- Vancouver, British Columbia - Ian McEwan’s novel is a curious oddity amongst his library of works. It’s sandwiched between Enduring Love and Atonement, which were both adapted into full-length feature films, and were exceptionally popular. Amsterdam has not been popular among readers, but was a critical smash and even won the Man Booker prize for fiction that year. Not even Atonement managed to get the Booker, although it was short-listed (and scooped up a plethora of other awards). So what was it about this book? Was it simply too intelligent for the common reader? Or perhaps there was something a little more?
Books Reviews and Commentary
- Vancouver, British Columbia - Star Trek: Inception caught my eye last summer because it seemed to have a fair bit of promise to it. Featured on the cover is a young Carol Marcus, a pivotal character in Star Trek II: The Wrath Of Khan, who was the mother to Captain James T. Kirk’s son but was not a part of his life anymore.
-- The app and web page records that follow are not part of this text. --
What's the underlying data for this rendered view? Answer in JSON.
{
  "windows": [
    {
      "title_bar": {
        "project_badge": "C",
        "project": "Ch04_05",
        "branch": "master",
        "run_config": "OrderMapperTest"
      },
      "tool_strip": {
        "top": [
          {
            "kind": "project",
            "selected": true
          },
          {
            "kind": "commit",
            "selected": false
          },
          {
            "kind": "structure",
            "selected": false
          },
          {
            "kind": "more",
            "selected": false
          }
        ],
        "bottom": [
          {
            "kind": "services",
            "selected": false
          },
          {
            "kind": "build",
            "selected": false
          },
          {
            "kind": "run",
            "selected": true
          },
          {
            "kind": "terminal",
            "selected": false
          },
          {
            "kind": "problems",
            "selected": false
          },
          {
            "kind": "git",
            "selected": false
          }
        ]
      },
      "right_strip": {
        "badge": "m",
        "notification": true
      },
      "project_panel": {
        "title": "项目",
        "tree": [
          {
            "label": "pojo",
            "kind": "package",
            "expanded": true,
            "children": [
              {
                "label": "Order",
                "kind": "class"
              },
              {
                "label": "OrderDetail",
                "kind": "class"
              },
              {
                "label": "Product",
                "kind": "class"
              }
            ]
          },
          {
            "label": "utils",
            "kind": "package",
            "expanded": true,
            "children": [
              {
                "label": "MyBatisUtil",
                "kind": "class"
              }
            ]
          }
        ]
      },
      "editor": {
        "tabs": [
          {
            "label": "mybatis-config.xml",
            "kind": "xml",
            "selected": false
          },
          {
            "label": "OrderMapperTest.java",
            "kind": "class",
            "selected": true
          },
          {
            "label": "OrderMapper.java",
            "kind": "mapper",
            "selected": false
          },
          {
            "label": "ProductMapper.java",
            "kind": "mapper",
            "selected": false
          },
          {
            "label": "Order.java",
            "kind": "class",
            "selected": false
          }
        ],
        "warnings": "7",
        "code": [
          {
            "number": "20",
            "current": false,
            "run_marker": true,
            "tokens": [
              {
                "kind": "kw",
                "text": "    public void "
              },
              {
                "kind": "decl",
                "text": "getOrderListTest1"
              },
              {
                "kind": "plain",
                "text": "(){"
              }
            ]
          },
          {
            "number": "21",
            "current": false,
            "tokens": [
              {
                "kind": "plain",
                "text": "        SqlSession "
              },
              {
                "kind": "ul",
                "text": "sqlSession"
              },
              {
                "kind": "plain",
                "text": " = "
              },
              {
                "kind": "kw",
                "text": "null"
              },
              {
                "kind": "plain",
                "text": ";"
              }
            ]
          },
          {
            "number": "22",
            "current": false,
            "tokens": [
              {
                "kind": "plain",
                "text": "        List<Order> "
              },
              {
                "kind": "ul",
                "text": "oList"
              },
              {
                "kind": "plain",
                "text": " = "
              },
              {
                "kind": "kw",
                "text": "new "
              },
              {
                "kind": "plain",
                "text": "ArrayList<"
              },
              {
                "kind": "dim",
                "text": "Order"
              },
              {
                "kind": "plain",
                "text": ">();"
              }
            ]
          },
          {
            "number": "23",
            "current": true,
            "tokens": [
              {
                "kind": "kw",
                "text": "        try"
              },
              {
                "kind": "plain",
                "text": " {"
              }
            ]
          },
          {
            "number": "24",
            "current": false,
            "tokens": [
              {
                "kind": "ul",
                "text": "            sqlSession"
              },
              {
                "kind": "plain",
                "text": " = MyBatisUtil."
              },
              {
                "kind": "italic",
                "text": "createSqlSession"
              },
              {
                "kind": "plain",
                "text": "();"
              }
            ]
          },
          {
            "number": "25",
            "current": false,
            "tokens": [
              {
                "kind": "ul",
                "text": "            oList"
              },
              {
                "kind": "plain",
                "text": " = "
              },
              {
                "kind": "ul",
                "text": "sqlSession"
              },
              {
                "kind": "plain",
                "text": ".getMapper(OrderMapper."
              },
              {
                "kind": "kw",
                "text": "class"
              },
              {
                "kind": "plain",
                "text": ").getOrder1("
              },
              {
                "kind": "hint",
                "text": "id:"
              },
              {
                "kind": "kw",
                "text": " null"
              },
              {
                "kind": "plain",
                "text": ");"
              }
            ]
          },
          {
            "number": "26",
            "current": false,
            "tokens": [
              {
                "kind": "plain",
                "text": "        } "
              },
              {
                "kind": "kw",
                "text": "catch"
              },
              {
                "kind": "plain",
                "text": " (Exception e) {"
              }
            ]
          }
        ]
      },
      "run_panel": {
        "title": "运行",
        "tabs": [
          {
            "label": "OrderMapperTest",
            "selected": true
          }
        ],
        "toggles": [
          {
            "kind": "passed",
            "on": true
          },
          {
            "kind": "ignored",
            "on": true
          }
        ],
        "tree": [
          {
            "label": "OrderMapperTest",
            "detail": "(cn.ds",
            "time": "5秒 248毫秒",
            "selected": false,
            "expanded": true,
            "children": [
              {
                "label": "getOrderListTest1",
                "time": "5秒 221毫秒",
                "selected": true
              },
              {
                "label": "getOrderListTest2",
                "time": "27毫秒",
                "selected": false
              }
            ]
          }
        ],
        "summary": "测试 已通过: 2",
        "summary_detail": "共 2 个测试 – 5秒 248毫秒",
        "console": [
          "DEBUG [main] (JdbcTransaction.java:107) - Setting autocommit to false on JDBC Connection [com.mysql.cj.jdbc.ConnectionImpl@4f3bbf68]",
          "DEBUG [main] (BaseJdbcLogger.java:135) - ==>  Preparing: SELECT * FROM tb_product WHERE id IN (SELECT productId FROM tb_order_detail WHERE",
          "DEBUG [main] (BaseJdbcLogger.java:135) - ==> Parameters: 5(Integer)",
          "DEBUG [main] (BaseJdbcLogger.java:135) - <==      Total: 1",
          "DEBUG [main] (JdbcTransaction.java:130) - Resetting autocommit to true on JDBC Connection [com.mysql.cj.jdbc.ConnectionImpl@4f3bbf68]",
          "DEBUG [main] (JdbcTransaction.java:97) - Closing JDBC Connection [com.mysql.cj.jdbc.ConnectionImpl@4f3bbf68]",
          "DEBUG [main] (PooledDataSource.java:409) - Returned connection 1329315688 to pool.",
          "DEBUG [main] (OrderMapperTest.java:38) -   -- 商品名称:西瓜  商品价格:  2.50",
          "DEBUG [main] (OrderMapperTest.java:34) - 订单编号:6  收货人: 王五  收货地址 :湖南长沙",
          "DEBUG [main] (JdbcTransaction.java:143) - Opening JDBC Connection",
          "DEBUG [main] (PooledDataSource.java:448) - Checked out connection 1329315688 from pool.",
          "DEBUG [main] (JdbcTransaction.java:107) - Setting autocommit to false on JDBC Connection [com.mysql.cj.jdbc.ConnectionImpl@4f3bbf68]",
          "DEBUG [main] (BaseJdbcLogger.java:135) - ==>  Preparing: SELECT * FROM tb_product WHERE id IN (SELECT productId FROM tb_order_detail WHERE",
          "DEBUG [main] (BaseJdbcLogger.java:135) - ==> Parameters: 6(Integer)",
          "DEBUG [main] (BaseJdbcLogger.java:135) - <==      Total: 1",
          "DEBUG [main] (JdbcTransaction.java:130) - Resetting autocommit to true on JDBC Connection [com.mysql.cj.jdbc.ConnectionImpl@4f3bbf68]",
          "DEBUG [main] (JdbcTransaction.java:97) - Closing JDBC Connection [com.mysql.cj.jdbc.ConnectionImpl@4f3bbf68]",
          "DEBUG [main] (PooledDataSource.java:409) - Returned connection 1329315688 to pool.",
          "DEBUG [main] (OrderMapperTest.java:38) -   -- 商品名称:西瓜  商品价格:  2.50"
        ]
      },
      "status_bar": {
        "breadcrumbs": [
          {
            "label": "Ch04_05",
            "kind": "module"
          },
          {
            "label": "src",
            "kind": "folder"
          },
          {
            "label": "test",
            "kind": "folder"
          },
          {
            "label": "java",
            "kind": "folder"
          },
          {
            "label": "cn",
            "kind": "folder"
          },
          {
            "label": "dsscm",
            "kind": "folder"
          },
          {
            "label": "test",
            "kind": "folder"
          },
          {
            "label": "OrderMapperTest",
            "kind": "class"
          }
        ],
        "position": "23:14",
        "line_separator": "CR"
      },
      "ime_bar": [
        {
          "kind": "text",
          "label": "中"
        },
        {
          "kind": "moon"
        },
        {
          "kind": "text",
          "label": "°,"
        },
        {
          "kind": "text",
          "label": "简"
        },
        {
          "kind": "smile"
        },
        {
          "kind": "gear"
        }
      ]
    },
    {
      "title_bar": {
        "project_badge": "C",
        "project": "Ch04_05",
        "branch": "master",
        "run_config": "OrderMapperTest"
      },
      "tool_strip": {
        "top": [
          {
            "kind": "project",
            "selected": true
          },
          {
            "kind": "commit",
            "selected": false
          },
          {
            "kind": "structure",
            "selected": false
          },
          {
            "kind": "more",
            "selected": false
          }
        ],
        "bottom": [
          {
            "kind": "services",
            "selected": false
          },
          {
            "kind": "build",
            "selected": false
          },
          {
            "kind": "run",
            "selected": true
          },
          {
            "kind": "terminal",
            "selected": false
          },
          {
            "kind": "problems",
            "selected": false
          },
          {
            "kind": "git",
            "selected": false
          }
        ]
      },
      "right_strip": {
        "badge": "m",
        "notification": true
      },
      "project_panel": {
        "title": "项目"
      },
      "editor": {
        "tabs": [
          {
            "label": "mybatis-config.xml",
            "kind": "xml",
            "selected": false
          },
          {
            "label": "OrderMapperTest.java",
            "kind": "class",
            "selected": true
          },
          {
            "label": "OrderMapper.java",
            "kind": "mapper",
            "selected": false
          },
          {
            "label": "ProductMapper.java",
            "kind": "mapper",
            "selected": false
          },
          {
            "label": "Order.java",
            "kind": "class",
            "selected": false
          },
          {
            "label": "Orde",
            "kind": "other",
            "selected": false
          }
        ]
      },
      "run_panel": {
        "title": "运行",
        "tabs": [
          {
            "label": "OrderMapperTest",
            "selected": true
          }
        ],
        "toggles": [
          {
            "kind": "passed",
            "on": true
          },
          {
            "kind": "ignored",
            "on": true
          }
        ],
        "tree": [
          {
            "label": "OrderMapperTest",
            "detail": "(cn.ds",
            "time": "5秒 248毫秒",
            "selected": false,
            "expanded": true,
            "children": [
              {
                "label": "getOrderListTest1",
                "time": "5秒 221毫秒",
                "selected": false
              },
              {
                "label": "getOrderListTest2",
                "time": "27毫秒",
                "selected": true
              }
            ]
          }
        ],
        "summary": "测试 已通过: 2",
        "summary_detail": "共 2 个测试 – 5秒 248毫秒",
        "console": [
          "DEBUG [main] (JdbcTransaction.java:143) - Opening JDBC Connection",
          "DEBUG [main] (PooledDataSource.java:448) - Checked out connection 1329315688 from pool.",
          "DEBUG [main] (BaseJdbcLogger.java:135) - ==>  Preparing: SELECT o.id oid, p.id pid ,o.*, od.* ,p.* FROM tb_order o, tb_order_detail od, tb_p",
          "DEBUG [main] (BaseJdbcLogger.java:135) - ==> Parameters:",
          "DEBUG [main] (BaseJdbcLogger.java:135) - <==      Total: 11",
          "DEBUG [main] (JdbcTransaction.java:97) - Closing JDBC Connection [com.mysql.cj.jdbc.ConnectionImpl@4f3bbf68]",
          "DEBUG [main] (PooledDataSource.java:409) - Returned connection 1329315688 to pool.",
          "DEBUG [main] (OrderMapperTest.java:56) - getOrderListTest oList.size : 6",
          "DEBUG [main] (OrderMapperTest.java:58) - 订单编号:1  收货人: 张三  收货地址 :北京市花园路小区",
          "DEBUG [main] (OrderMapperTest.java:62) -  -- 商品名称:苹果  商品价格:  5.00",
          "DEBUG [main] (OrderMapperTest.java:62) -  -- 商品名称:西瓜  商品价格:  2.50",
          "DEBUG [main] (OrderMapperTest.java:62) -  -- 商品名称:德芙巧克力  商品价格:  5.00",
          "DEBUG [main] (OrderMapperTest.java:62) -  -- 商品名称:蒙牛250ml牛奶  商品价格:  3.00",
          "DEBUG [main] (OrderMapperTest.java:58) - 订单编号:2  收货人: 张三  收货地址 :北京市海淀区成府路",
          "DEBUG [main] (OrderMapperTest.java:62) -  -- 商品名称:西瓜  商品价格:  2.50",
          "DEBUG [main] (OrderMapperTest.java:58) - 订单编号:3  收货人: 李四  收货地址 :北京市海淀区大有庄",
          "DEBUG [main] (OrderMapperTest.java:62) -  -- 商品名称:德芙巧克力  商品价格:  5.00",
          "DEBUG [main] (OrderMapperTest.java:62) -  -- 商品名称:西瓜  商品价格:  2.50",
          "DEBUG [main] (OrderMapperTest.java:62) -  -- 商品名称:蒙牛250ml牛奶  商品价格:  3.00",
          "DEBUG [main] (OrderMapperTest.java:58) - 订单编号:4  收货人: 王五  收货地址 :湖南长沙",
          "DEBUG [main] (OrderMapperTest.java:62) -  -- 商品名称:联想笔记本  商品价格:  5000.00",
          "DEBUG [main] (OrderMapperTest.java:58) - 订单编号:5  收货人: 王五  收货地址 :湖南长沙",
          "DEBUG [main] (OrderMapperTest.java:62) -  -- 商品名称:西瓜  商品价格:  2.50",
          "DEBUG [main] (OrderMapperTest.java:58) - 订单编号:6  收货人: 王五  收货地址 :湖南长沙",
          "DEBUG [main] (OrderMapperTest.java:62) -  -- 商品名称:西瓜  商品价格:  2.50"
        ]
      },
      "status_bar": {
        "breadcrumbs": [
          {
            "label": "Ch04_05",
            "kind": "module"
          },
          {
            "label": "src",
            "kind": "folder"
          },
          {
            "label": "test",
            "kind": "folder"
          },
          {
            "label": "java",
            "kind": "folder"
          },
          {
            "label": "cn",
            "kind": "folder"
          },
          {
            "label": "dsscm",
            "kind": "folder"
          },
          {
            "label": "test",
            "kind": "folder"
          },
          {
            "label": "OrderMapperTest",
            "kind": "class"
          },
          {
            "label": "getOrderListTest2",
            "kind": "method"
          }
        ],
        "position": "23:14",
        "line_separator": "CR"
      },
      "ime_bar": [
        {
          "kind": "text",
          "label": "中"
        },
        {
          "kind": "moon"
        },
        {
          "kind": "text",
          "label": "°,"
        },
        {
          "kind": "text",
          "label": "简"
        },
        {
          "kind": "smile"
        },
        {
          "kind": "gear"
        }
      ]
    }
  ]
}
The movie had a significant theme regarding aging and rebirth, and the barest hints we had at Marcus’ and Kirk’s past relationship were tantalizing and important for development. In the film, Marcus was lead researcher on Project Genesis, a device that could terraform a dead planet into one that could support life. Her son with Kirk was named David, an angry but brilliant young man with an inherent distrust of Starfleet. Kirk clearly desired a relationship with him, but was forbidden contact with him by Marcus, who had clearly made the difficult choice years prior. Confronted by an adult son and hurt feelings regarding how his relationship with Marcus ended, Kirk is thrown into turmoil in the film regarding his usefulness and allotment in life. For years, decades even, much mystery has surrounded how all of this transpired and at last in 2010, a novel was written, giving us a rare glimpse.
- Vancouver, British Columbia - A quick bit of backstory: in 1887 a woman named Anne Sullivan was contacted to see if some help could be given to young Helen Keller, a girl who was both blind and deaf. Keller was trapped in a world inside her head, unable to demonstrate communicative skills. After weeks of constant work using a form of sign language expressed through hand-to-hand contact, Keller finally grasped the idea of labeling and basic language structure. From there, she was able to finally to express ideas and establish relationships. Why I mention this is because upon reflection, Keller felt that her time before learning sign language was almost as if she was unable to think, and merely existed in a timeless state. It was only through learning to communicate did she feel she achieved sentience. Before, she was little more than a creature reacting to what little stimulation she was receiving, and after she felt as if a mind had awoken inside her.
- Vancouver, British Columbia - I’ve covered Henrik Ibsen’s work once before, with his renowned play A Doll’s House, but I felt it was time to look at an earlier work. This play was written over several years, with Ibsen being dissatisfied with it many times over – apparently there were at least five drafts. It’s been rarely performed in the last century, but contains many themes that are relevant even in today’s society: greed, perception, women’s role in society and corruption are but a few.
- Vancouver, British Columbia - I scooped up this novel from my local bookstore’s shelf simply because of the author, Michael Chabon. I enjoyed Wonder Boys quite a bit, and found it immensely relatable, so when I saw that this new novel had won quite a few praises and awards (including a Hugo) I figured I would give it a read and would probably enjoy it. That was back in the summer. I have just finished it. To say that I didn’t like the book would be an oversimplification that I’m not willing to commit to, but I do have some serious issues with the book. And I acknowledge I’m in the minority here, but I also think I know why.